Pictures in the records are to be excluded from an otherwise exact copy.

___ DATA TO PROCESS ___

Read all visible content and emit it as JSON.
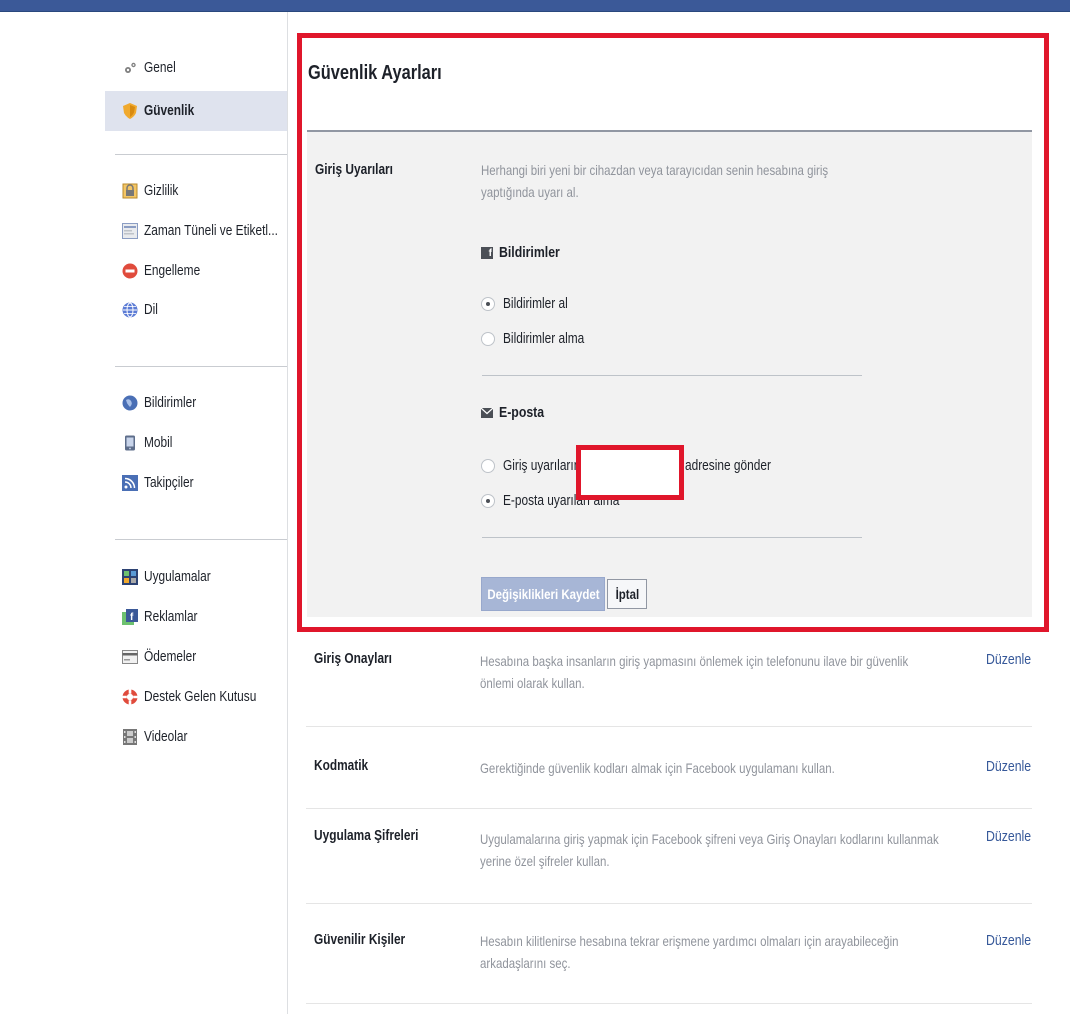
{
  "sidebar": {
    "groups": [
      [
        {
          "label": "Genel",
          "icon": "gear-icon"
        },
        {
          "label": "Güvenlik",
          "icon": "shield-icon",
          "active": true
        }
      ],
      [
        {
          "label": "Gizlilik",
          "icon": "lock-icon"
        },
        {
          "label": "Zaman Tüneli ve Etiketl...",
          "icon": "timeline-icon"
        },
        {
          "label": "Engelleme",
          "icon": "block-icon"
        },
        {
          "label": "Dil",
          "icon": "globe-icon"
        }
      ],
      [
        {
          "label": "Bildirimler",
          "icon": "notifications-globe-icon"
        },
        {
          "label": "Mobil",
          "icon": "phone-icon"
        },
        {
          "label": "Takipçiler",
          "icon": "rss-icon"
        }
      ],
      [
        {
          "label": "Uygulamalar",
          "icon": "apps-icon"
        },
        {
          "label": "Reklamlar",
          "icon": "ads-icon"
        },
        {
          "label": "Ödemeler",
          "icon": "credit-card-icon"
        },
        {
          "label": "Destek Gelen Kutusu",
          "icon": "lifebuoy-icon"
        },
        {
          "label": "Videolar",
          "icon": "film-icon"
        }
      ]
    ]
  },
  "main": {
    "title": "Güvenlik Ayarları",
    "login_alerts": {
      "label": "Giriş Uyarıları",
      "description": "Herhangi biri yeni bir cihazdan veya tarayıcıdan senin hesabına giriş yaptığında uyarı al.",
      "notifications_heading": "Bildirimler",
      "notifications_options": [
        "Bildirimler al",
        "Bildirimler alma"
      ],
      "email_heading": "E-posta",
      "email_option_send_prefix": "Giriş uyarılarını",
      "email_option_send_suffix": "adresine gönder",
      "email_option_none": "E-posta uyarıları alma",
      "save_label": "Değişiklikleri Kaydet",
      "cancel_label": "İptal"
    },
    "rows": [
      {
        "label": "Giriş Onayları",
        "description": "Hesabına başka insanların giriş yapmasını önlemek için telefonunu ilave bir güvenlik önlemi olarak kullan.",
        "action": "Düzenle"
      },
      {
        "label": "Kodmatik",
        "description": "Gerektiğinde güvenlik kodları almak için Facebook uygulamanı kullan.",
        "action": "Düzenle"
      },
      {
        "label": "Uygulama Şifreleri",
        "description": "Uygulamalarına giriş yapmak için Facebook şifreni veya Giriş Onayları kodlarını kullanmak yerine özel şifreler kullan.",
        "action": "Düzenle"
      },
      {
        "label": "Güvenilir Kişiler",
        "description": "Hesabın kilitlenirse hesabına tekrar erişmene yardımcı olmaları için arayabileceğin arkadaşlarını seç.",
        "action": "Düzenle"
      }
    ]
  },
  "colors": {
    "brand": "#3b5998",
    "link": "#365899",
    "highlight_frame": "#e0162b"
  }
}
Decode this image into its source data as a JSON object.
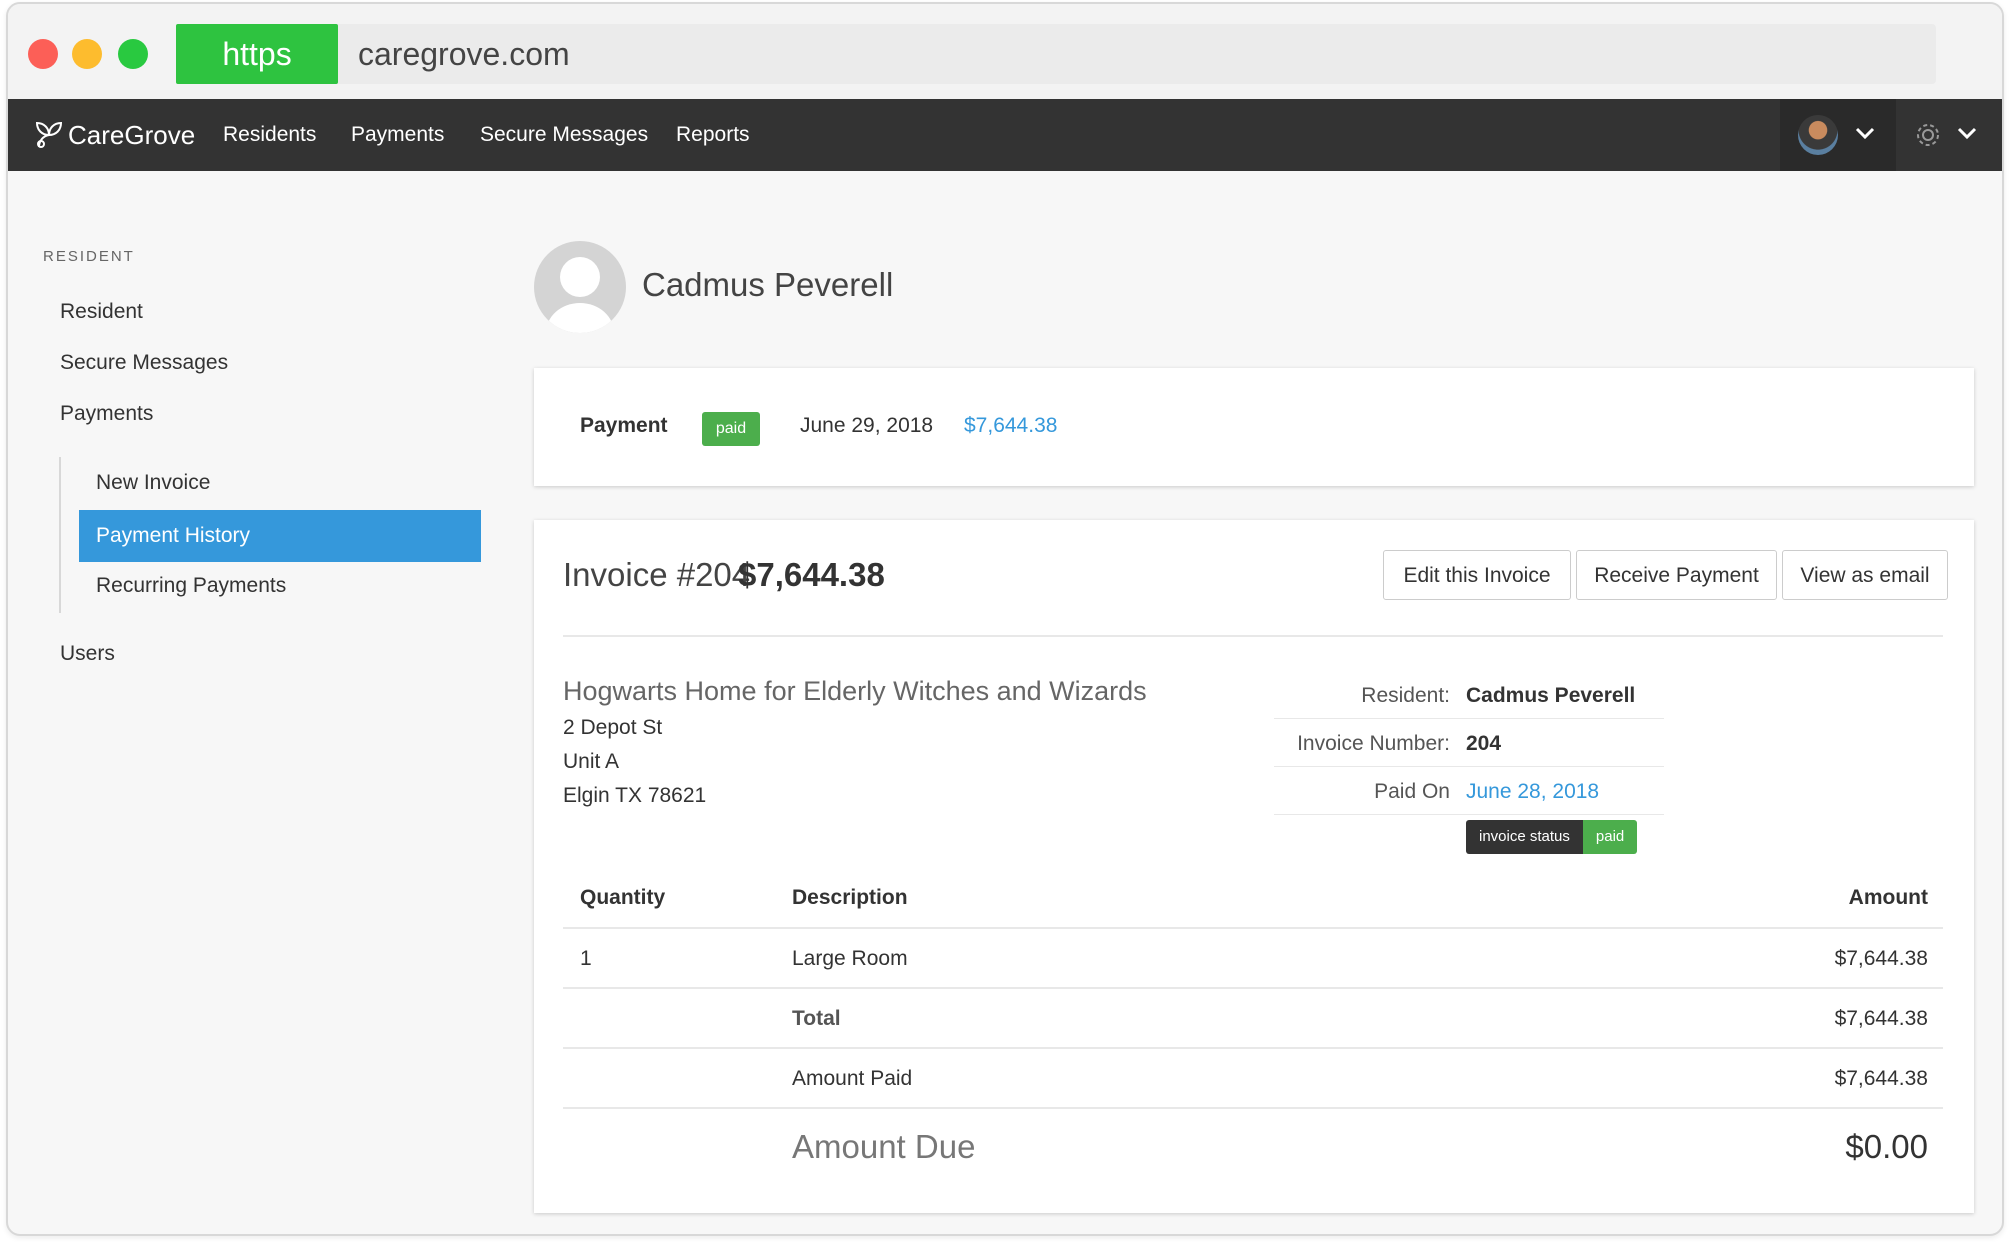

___

▸ **REPLY**
Read all visible content and emit it as JSON.
{
  "sidebar": {
    "groups": [
      [
        {
          "label": "Genel",
          "icon": "gear-icon"
        },
        {
          "label": "Güvenlik",
          "icon": "shield-icon",
          "active": true
        }
      ],
      [
        {
          "label": "Gizlilik",
          "icon": "lock-icon"
        },
        {
          "label": "Zaman Tüneli ve Etiketl...",
          "icon": "timeline-icon"
        },
        {
          "label": "Engelleme",
          "icon": "block-icon"
        },
        {
          "label": "Dil",
          "icon": "globe-icon"
        }
      ],
      [
        {
          "label": "Bildirimler",
          "icon": "notifications-globe-icon"
        },
        {
          "label": "Mobil",
          "icon": "phone-icon"
        },
        {
          "label": "Takipçiler",
          "icon": "rss-icon"
        }
      ],
      [
        {
          "label": "Uygulamalar",
          "icon": "apps-icon"
        },
        {
          "label": "Reklamlar",
          "icon": "ads-icon"
        },
        {
          "label": "Ödemeler",
          "icon": "credit-card-icon"
        },
        {
          "label": "Destek Gelen Kutusu",
          "icon": "lifebuoy-icon"
        },
        {
          "label": "Videolar",
          "icon": "film-icon"
        }
      ]
    ]
  },
  "main": {
    "title": "Güvenlik Ayarları",
    "login_alerts": {
      "label": "Giriş Uyarıları",
      "description": "Herhangi biri yeni bir cihazdan veya tarayıcıdan senin hesabına giriş yaptığında uyarı al.",
      "notifications_heading": "Bildirimler",
      "notifications_options": [
        "Bildirimler al",
        "Bildirimler alma"
      ],
      "email_heading": "E-posta",
      "email_option_send_prefix": "Giriş uyarılarını",
      "email_option_send_suffix": "adresine gönder",
      "email_option_none": "E-posta uyarıları alma",
      "save_label": "Değişiklikleri Kaydet",
      "cancel_label": "İptal"
    },
    "rows": [
      {
        "label": "Giriş Onayları",
        "description": "Hesabına başka insanların giriş yapmasını önlemek için telefonunu ilave bir güvenlik önlemi olarak kullan.",
        "action": "Düzenle"
      },
      {
        "label": "Kodmatik",
        "description": "Gerektiğinde güvenlik kodları almak için Facebook uygulamanı kullan.",
        "action": "Düzenle"
      },
      {
        "label": "Uygulama Şifreleri",
        "description": "Uygulamalarına giriş yapmak için Facebook şifreni veya Giriş Onayları kodlarını kullanmak yerine özel şifreler kullan.",
        "action": "Düzenle"
      },
      {
        "label": "Güvenilir Kişiler",
        "description": "Hesabın kilitlenirse hesabına tekrar erişmene yardımcı olmaları için arayabileceğin arkadaşlarını seç.",
        "action": "Düzenle"
      }
    ]
  },
  "colors": {
    "brand": "#3b5998",
    "link": "#365899",
    "highlight_frame": "#e0162b"
  }
}
Decode this image into its source data as a JSON object.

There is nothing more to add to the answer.